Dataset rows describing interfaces
######

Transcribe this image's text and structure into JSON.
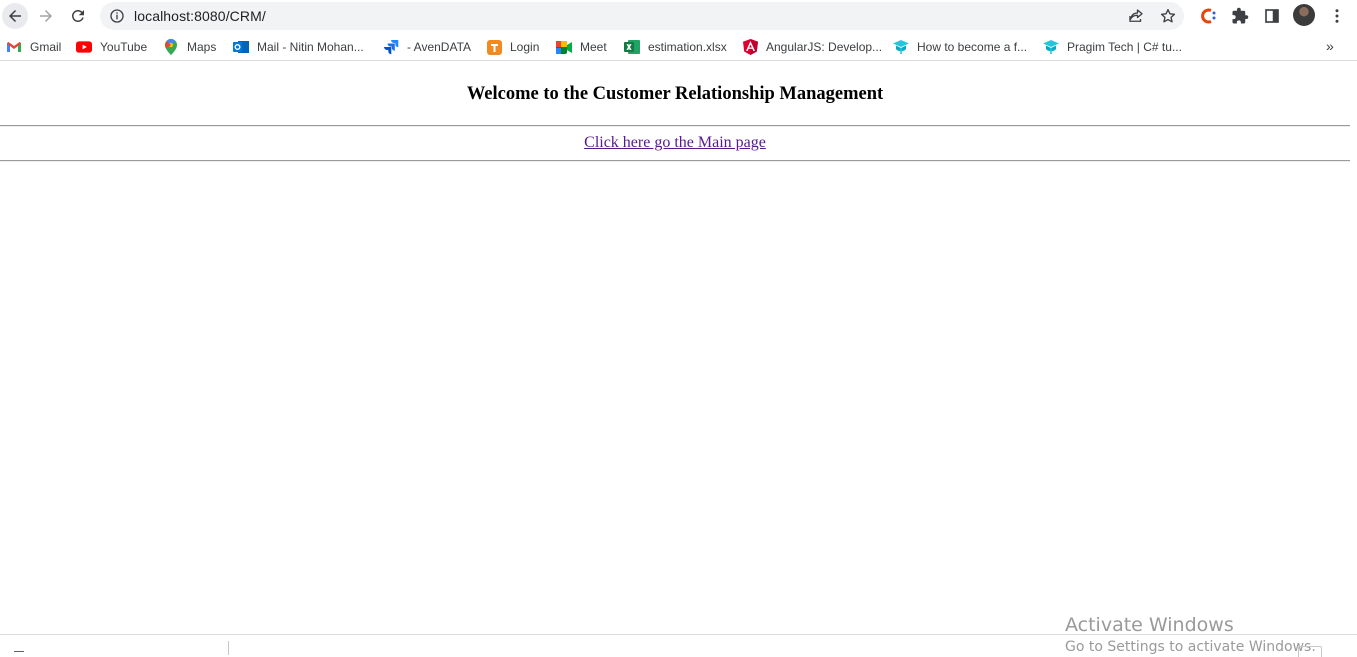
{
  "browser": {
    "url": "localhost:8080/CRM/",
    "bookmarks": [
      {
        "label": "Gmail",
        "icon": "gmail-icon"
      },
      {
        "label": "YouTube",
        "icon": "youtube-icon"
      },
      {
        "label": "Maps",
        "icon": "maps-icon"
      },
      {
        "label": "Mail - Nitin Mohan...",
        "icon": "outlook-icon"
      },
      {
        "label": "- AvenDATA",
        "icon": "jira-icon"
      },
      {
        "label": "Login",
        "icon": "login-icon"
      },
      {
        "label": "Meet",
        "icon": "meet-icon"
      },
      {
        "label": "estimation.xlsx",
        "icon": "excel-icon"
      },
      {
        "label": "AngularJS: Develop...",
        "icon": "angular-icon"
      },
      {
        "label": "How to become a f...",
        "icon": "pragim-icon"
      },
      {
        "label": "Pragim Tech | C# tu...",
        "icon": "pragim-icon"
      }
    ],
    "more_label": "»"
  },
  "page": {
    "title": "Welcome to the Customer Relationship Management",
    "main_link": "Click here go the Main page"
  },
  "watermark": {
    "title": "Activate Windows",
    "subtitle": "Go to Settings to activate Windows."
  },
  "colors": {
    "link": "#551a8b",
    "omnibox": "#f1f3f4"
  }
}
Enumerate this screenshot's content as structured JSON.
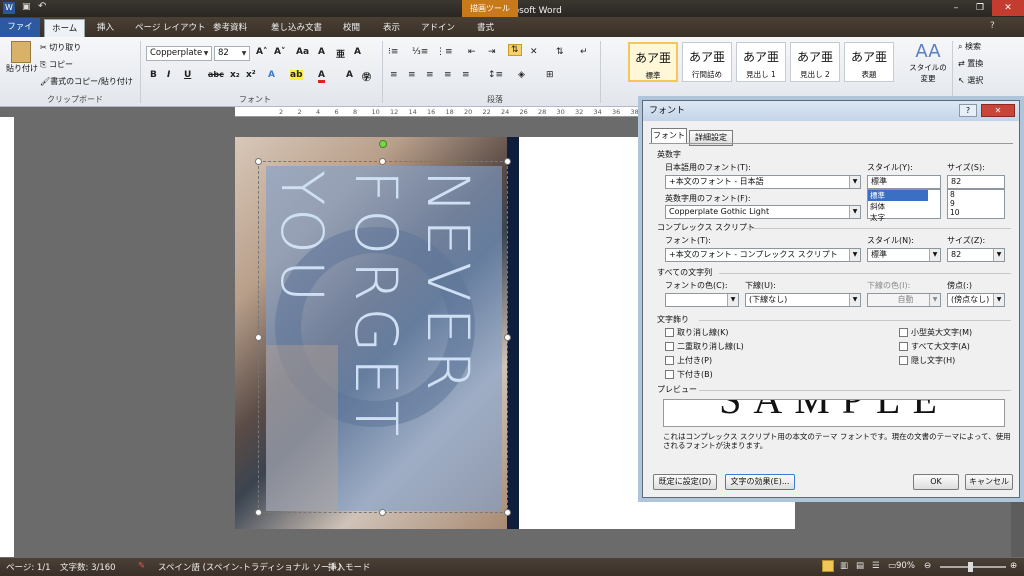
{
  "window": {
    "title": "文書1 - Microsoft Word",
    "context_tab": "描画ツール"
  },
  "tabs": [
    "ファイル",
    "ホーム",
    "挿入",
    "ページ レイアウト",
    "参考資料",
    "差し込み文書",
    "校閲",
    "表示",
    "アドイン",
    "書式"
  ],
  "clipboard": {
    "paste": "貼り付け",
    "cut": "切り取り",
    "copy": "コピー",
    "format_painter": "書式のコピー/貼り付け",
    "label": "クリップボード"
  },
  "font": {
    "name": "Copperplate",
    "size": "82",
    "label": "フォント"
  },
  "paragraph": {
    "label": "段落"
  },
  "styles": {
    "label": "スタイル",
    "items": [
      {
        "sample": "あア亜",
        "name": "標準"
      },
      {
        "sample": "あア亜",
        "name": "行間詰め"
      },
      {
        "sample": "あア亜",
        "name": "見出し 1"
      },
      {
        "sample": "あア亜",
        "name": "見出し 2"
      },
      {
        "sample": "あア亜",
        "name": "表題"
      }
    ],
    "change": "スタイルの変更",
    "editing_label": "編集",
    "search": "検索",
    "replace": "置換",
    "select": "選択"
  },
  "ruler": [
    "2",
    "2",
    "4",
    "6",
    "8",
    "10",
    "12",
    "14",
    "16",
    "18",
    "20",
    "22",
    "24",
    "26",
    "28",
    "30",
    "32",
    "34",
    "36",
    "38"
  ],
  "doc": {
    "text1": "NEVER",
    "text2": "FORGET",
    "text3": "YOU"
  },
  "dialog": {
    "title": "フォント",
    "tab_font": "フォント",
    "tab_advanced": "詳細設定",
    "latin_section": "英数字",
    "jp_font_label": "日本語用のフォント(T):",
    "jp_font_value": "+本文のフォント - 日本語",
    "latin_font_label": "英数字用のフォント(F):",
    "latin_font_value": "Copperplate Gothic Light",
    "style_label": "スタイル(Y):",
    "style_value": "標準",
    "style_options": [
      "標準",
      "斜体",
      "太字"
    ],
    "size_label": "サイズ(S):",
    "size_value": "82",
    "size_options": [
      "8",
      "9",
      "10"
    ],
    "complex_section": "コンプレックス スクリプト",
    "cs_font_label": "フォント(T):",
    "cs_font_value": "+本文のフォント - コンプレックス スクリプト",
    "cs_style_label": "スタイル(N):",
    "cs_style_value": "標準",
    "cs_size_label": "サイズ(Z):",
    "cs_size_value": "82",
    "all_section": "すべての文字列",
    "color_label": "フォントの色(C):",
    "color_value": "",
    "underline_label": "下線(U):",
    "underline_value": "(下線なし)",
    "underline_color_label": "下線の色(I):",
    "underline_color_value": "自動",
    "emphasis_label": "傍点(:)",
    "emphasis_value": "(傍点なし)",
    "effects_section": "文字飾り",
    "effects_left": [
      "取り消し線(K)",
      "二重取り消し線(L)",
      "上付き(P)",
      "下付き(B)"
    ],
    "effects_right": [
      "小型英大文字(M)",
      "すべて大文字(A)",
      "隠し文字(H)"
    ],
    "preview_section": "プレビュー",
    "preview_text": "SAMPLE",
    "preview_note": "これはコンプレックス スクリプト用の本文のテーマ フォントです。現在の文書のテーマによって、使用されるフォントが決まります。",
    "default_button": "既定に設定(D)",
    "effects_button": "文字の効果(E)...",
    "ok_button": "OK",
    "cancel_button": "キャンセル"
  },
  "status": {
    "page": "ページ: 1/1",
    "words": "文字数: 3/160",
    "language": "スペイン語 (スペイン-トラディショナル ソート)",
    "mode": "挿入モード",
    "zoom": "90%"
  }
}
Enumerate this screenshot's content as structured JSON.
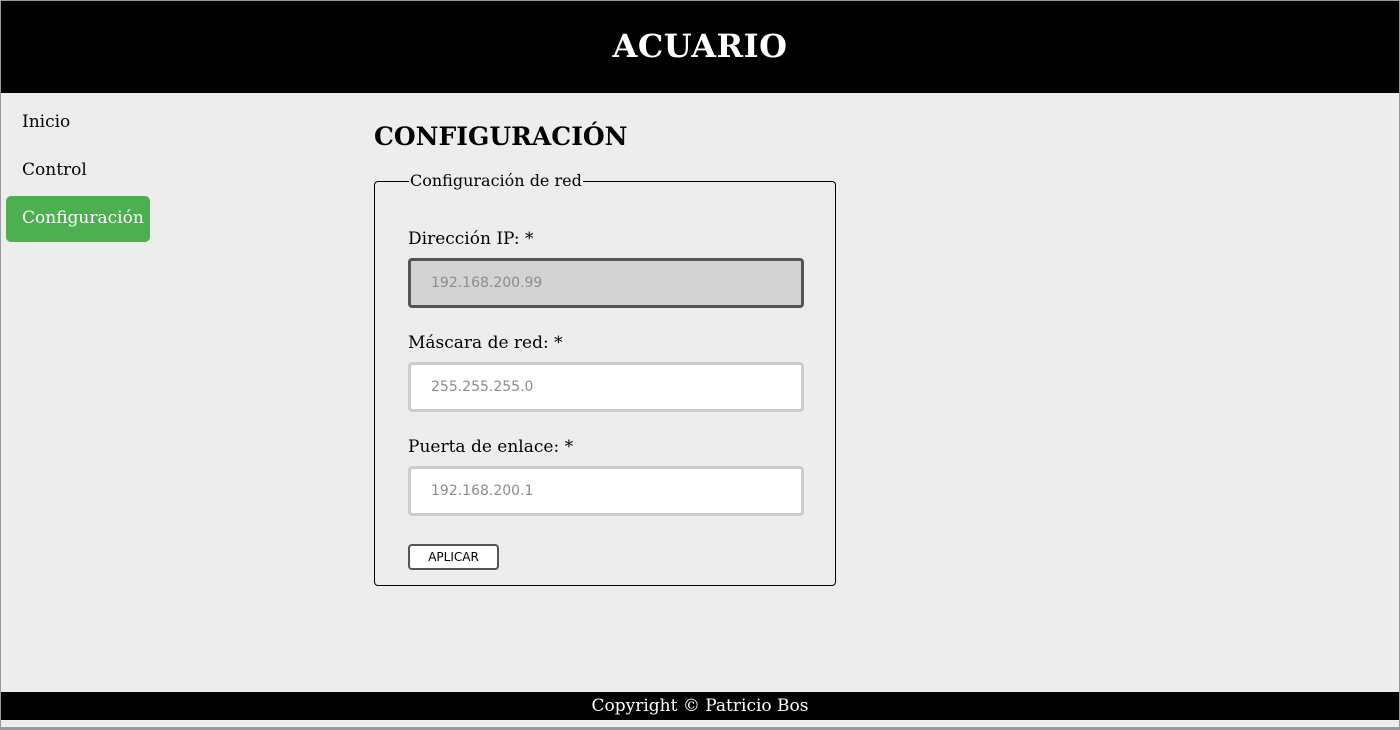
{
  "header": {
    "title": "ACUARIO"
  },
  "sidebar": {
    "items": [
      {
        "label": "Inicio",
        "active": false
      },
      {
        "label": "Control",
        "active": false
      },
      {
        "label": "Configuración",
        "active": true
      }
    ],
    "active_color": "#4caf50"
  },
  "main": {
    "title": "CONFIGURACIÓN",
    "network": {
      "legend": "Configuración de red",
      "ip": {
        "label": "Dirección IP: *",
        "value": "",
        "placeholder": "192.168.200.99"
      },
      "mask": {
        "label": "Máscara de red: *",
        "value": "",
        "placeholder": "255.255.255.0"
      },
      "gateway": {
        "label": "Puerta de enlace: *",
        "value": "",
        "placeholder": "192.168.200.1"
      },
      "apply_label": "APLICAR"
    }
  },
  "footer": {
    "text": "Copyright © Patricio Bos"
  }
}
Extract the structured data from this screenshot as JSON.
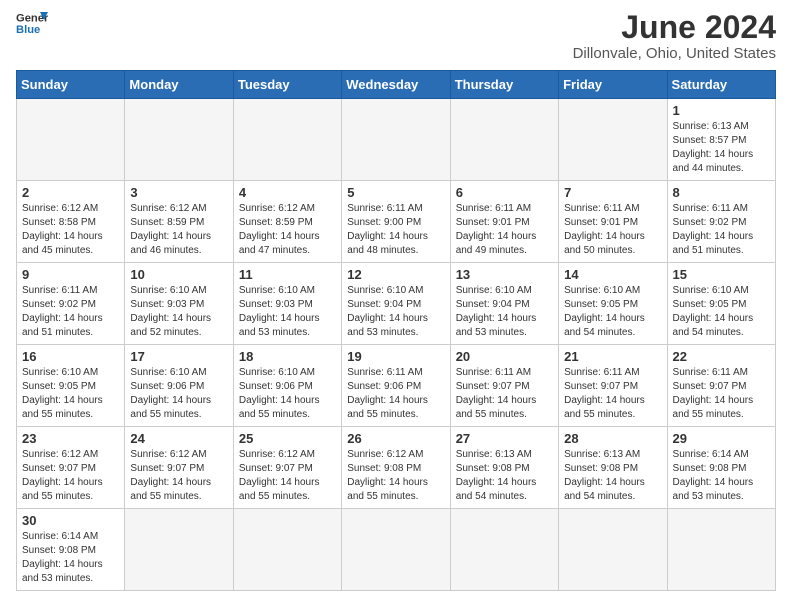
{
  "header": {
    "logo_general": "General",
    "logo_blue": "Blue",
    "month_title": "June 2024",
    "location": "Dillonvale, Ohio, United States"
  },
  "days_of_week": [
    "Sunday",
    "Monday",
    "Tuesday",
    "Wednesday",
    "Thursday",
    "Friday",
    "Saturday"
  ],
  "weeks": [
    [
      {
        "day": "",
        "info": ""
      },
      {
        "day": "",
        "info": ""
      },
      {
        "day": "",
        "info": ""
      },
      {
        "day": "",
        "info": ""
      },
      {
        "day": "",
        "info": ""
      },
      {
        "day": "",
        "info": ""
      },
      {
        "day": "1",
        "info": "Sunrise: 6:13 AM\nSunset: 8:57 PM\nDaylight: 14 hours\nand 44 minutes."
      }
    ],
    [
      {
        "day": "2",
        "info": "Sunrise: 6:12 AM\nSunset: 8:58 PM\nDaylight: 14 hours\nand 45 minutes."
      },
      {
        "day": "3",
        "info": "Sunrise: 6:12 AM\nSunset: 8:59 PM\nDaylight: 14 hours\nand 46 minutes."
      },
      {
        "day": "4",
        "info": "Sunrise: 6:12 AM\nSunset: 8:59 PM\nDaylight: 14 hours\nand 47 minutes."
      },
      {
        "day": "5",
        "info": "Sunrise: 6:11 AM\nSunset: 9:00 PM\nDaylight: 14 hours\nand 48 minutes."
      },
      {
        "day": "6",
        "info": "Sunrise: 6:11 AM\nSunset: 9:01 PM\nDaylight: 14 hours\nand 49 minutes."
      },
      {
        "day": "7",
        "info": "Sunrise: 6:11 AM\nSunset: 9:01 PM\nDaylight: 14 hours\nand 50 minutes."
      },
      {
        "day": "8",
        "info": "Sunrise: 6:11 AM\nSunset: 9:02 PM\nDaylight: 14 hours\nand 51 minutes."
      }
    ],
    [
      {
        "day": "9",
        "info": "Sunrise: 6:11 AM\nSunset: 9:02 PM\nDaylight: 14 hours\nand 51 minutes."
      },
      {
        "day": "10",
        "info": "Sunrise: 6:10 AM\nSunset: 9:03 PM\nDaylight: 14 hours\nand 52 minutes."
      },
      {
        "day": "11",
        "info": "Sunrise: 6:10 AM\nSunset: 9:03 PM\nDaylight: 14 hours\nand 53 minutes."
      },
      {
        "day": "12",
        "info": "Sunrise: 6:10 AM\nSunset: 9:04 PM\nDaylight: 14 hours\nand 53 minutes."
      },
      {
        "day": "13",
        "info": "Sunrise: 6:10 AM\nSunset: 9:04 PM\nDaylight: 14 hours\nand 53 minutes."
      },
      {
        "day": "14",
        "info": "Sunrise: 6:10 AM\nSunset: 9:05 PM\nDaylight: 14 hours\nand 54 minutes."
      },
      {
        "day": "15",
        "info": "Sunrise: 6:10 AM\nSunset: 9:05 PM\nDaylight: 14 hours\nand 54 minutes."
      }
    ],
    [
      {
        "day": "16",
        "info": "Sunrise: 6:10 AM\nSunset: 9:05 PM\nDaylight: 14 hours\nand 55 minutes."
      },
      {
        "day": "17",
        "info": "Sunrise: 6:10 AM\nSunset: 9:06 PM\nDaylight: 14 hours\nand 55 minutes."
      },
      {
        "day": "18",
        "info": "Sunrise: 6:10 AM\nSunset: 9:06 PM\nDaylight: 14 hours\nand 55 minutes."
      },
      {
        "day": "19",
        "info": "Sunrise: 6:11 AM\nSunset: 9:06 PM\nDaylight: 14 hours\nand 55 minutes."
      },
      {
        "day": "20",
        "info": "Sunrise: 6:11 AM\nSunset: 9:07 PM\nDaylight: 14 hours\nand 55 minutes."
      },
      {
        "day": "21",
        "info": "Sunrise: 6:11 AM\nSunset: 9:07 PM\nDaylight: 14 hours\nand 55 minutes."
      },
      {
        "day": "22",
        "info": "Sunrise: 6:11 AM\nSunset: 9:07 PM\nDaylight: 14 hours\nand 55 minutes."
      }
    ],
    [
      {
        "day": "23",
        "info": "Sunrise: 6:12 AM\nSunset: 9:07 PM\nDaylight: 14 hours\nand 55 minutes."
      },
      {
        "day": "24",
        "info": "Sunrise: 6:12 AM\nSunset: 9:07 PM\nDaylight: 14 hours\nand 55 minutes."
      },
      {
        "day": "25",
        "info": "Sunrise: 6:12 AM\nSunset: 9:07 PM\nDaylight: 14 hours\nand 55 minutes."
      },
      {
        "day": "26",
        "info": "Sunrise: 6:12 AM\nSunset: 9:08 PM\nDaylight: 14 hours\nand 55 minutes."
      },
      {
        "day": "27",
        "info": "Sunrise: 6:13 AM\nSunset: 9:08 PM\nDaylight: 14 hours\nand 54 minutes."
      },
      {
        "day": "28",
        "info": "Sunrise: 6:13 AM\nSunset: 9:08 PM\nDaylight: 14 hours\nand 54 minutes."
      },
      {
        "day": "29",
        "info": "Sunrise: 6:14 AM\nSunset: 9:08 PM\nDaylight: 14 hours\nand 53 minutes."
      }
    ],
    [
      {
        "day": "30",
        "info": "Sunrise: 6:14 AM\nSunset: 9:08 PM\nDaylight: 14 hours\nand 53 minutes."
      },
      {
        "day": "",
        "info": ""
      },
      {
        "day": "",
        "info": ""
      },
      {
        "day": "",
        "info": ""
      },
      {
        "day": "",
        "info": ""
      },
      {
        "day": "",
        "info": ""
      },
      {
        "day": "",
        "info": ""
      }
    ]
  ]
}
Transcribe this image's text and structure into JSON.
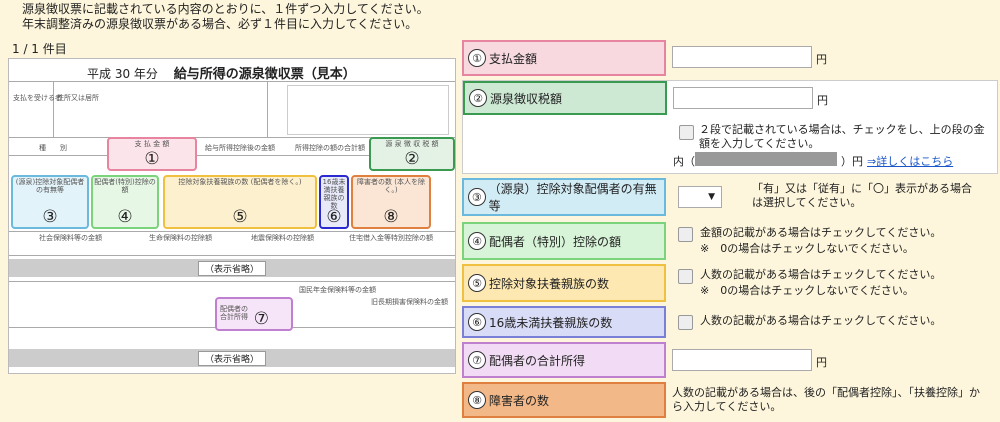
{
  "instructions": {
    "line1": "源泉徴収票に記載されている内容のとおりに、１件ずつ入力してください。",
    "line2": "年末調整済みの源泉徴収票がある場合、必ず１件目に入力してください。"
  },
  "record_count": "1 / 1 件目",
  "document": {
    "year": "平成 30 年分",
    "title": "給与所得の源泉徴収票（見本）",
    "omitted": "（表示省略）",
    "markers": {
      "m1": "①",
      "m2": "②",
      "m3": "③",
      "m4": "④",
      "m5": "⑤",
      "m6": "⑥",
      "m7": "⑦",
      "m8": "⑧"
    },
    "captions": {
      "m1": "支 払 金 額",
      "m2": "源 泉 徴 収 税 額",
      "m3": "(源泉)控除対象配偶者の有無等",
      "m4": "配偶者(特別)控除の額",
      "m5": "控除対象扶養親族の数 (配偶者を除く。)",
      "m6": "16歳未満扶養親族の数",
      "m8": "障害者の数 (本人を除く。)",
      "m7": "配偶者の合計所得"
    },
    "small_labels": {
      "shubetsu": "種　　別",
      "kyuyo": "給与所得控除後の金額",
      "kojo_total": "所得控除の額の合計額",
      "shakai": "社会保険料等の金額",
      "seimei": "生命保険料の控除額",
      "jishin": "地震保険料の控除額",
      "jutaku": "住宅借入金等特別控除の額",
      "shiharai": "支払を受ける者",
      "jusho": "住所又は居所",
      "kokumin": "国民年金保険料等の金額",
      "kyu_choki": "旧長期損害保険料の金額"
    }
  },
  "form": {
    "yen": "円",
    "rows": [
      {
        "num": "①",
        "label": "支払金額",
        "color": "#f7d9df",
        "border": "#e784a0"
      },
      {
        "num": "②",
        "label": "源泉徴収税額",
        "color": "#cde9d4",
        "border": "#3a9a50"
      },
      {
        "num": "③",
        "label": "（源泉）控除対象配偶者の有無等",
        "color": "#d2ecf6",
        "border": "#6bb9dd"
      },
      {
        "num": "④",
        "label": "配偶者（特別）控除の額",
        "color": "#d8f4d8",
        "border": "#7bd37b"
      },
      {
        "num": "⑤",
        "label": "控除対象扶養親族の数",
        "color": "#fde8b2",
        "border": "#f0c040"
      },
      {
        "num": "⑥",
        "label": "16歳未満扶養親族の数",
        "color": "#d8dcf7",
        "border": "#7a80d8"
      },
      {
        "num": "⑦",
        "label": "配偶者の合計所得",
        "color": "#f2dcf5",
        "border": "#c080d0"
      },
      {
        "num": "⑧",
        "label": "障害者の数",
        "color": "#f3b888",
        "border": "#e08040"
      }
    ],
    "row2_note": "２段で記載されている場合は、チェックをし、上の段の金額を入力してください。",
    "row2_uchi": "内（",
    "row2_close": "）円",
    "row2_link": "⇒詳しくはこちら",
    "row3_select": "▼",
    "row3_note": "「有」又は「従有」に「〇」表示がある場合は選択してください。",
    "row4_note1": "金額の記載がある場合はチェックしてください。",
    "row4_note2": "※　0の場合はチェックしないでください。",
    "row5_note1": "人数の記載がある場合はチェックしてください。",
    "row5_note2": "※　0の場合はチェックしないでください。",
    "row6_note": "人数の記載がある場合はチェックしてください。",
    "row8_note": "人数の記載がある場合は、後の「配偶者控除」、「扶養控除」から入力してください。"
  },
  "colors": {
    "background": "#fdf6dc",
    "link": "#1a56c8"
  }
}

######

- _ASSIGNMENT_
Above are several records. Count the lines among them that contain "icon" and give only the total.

- _EXERCISE ANSWER_
11